The Mini Clubman estate is to get a mid-life refresh later this year, with its styling brought into line with the rest of the Mini range.

Given the timing of the spy shots, which show the car thinly disguised, an unveiling at the Paris motor show is expected, although not confirmed. 

The Clubman is currently the oldest car in Mini's range, having been introduced in 2016 in its current generation. The hatchback and convertible have just been updated, while the new Countryman was launched in 2017. 

The facelifted Clubman will not get the hatchback’s divisive Union Jack tail-lights, but it will ditch its eye-like lights in favour of flatter units with sweeping indicators - a first for the Mini brand. 

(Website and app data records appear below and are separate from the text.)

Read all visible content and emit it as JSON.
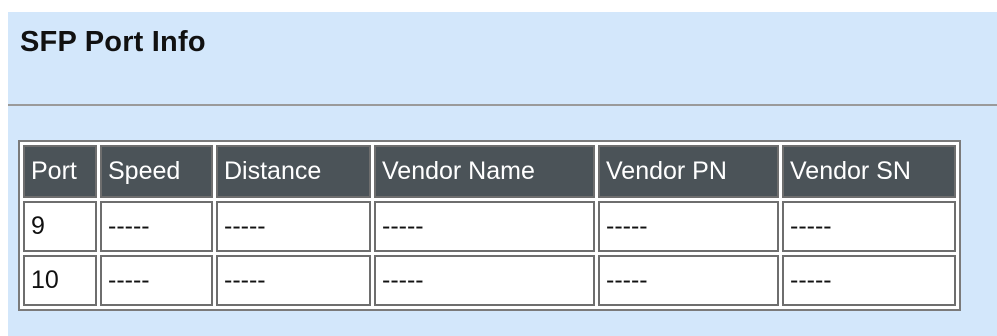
{
  "page": {
    "title": "SFP Port Info"
  },
  "table": {
    "headers": {
      "port": "Port",
      "speed": "Speed",
      "distance": "Distance",
      "vendor_name": "Vendor Name",
      "vendor_pn": "Vendor PN",
      "vendor_sn": "Vendor SN"
    },
    "rows": [
      {
        "port": "9",
        "speed": "-----",
        "distance": "-----",
        "vendor_name": "-----",
        "vendor_pn": "-----",
        "vendor_sn": "-----"
      },
      {
        "port": "10",
        "speed": "-----",
        "distance": "-----",
        "vendor_name": "-----",
        "vendor_pn": "-----",
        "vendor_sn": "-----"
      }
    ]
  },
  "colors": {
    "panel_background": "#d3e7fb",
    "header_background": "#4b5358",
    "header_text": "#ffffff",
    "cell_background": "#ffffff",
    "border": "#6e6e6e"
  }
}
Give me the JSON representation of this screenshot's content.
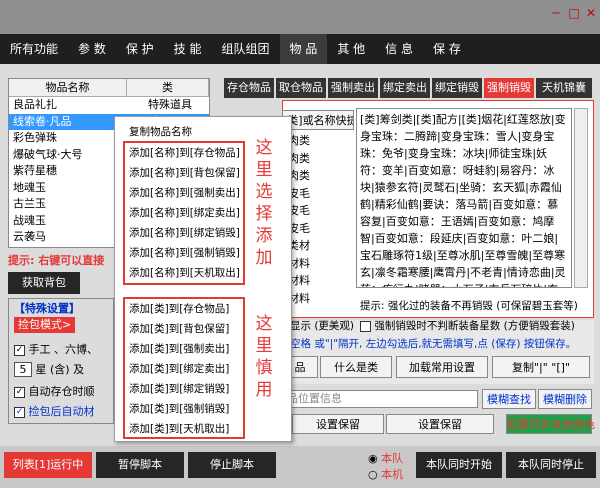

Under the bonnet, Mini’s new three-cylinder 1.5-litre petrol engine is expected to be offered, with 101bhp in the base-spec car, as per the hatchback. A 2.0-litre petrol with 228bhp is expected to be rolled out for the John Cooper Works model, given that the other JCW models already share the engine. A 1.5-litre diesel engine is also likely to be carried over from the hatchback. 

A new dual-clutch gearbox will also be introduced in the Clubman, while the interior will benefit from an updated steering wheel, a 6.5in-screen infotainment system and option of personalised, 3D-printed trim items. 

The Clubman isn't expected to get the plug-in hybrid system that premiered on the Countryman S E All4 last year, given that the Clubman sits on the same platform as the hatchback, which isn't available with the plug-in powertrain. 

The Mini Electric, which is due for release next year, will provide the only upcoming electrification for Mini’s non-SUV models for the foreseeable future.

Our Verdict

Mini Clubman

Mini's Peter Pan image finally diminishes as it grows up with the arrival of the mature-looking 'six-door' Clubman

Find an Autocar car review

Driven this week

Join the debate

Comments
2

8 June 2018

I don't really get this thing with sweeping indicators. Audi have said that it provides extra information on which way a vehicle is going to turn, but I can usually work this out from looking at which side of the vehicle the flashing light is on. And no-one seems to have got so excited about this feature on Daf lorries, which have had them for ages.

8 June 2018

The Ford Thunderbird had so-called sequential indicators in 1965.

Add your comment

Log in or register to post comments

Find an Autocar car review

Driven this week